Food fraud focus: Honey
Few foods are as loaded with poetic significance as honey. In the Old Testament, the Promised Land is said to be “flowing with milk and honey”, whilst in Hinduism honey is considered to be one of the five elixirs of immortality.
Ancient humans, it seems, were so enamoured with the stuff that they gladly risked tearing open beehives to get at it, as Valencian cave paintings dating back 8,000 years have been found to depict. Perhaps it’s unsurprising, then, that today we produce somewhere in the region of 1.8 million metric tons of honey around the world each year, fuelling a global honey market estimated to be worth around seven billion USD.
Unfortunately, the thriving honey industry is also rife with incidences of food fraud. So-called ‘honey laundering’, in which honey is mixed with sweeteners such as sugar syrup or high fructose corn syrup, means honey ranks third in the world for most-faked foodstuffs, behind milk and olive oil.
In 2013, a scandal dubbed ‘honeygate’ led to five individuals and two U.S. honey processors receiving federal charges as a result of investigations into illegal importations of honey from China. Chinese honey, which was banned from sale in the U.S. in 2001, was allegedly imported to the United States after being routed through other countries; the parties responsible avoided more than $180 million dollars in anti-dumping duties.
Part of the problem facing laboratories working with honey is the fact that the verification of honey authenticity represents such a complex analytical task. For instance, it’s common practice in the United States for honey manufacturers to filter out pollen, along with dust, soil, and any other microscopic particulate matter that can cause honey to crystalize quicker than many American consumers like.
This led to a rumour in 2011 that ‘most honey isn’t honey’, in which journalists alleged that removing the pollen from honey meant it was no longer classifiable as honey. In the USA at least, this is in fact not the case – honey with the pollen removed is still honey – but it is true that an absence of pollen can make it difficult for laboratories to determine the origin of a particular honey, opening up the door for fraud.
In the European Union, the removal of pollen from any product marketed as honey is forbidden, “except where this is unavoidable in the removal of foreign inorganic or organic matter.” Additionally, the requirements of Council Directive 2001/110/EC have to be met before honey can be placed on the market in the EU. Samples of honey that deviate from this standard are non-compliant.
This does not, however, mean the European market is free from fraud – according to the European Commissions Joint Research Centre (JRC), at least 14% of honey samples tested in the market were found to be adulterated, with the most common adulteration the inclusion of sugars or syrups. A further 20% “were found to be suspicious of containing added sugar.”
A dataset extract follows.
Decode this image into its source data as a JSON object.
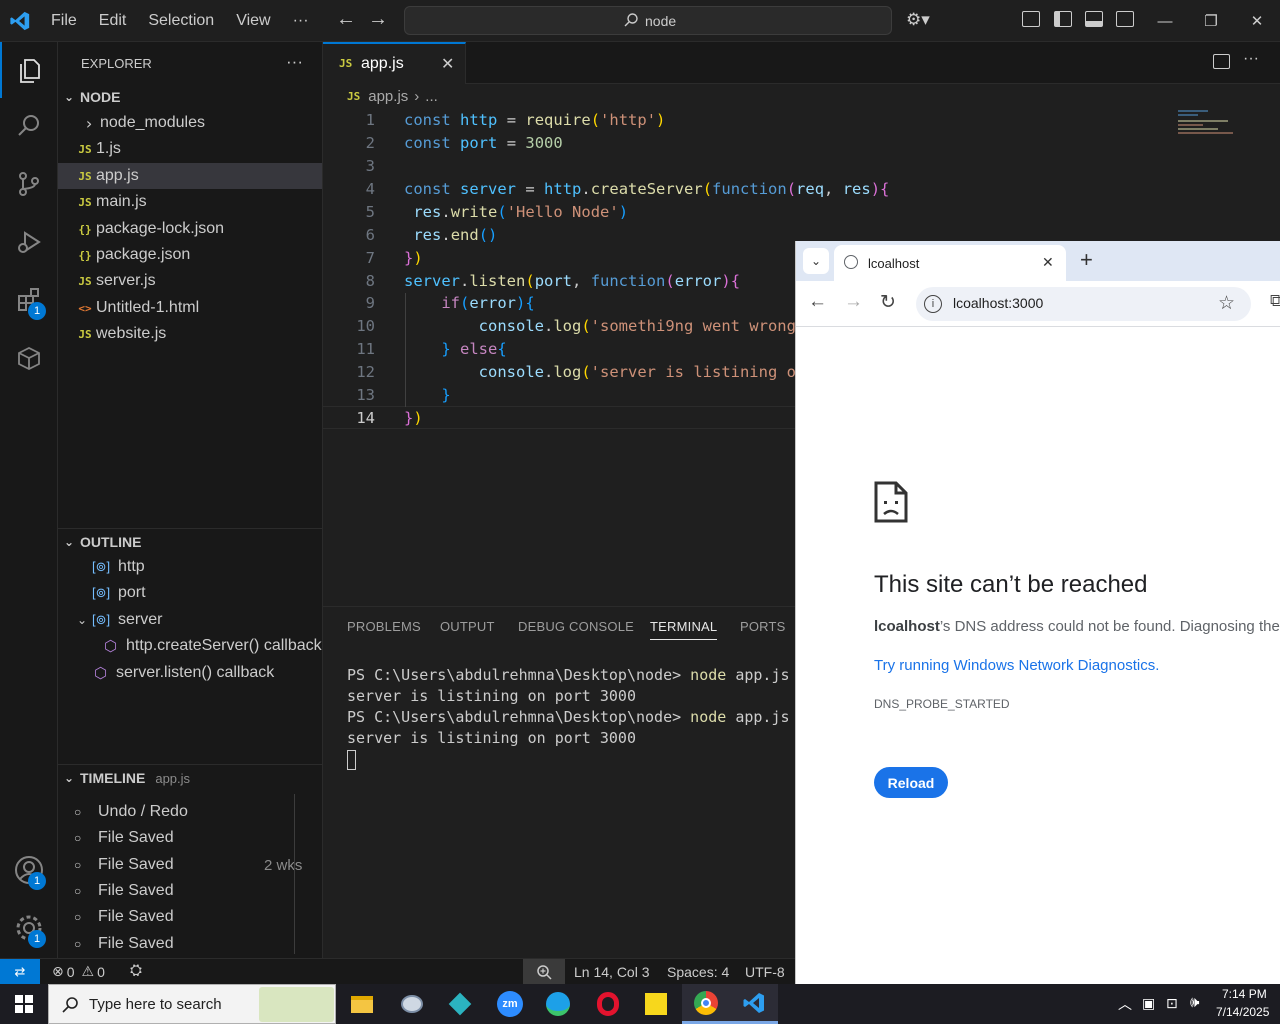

AXIO proficiency testing
LGC AXIO Proficiency Testing understands that laboratories need confidence in their measurements and the methods they use to produce them. It’s why for the past 40 years we’ve been leading the direction of proficiency testing, bringing our technical expertise and influence to drive the future of quality assurance and accreditation. We provide proficiency testing schemes with localised support across a truly global network to over 13,000 laboratories in more than 160 countries, conducting over 2,000 proficiency tests each year.
Proficiency Testing (PT) is a requirement for accreditation to ISO/IEC 17025 and ISO 15189 and we operate PT schemes across the food, beverage, environmental, clinical, pharmaceutical, consumer safety, forensic and petroleum sectors. Have confidence in your continuous improvement with AXIO, the globally trusted, expert partner in proficiency testing.
At LGC, we offer a range of products and services to assist laboratories working in the field of honey authenticity, including three AXIO Proficiency Testing schemes to help certify the validity of your findings.
Proficiency Testing Sample
QFCS 801 - Essential composition and quality factors - Honey
For essential composition and quality criteria, such as sugar spectrum, enzyme activities, hydroxymethylfurfural, prolin content, pollen spectrum, etc.
FIRMS 03 - Honey
For forensic isotope ratio mass spectrometry (FIRMS)
QFCS 847- Authenticity of Honey by NMR Profiling
For nuclear magnetic resonance (NMR) testing as part of our Quality in Food Chemistry Scheme (QFCS)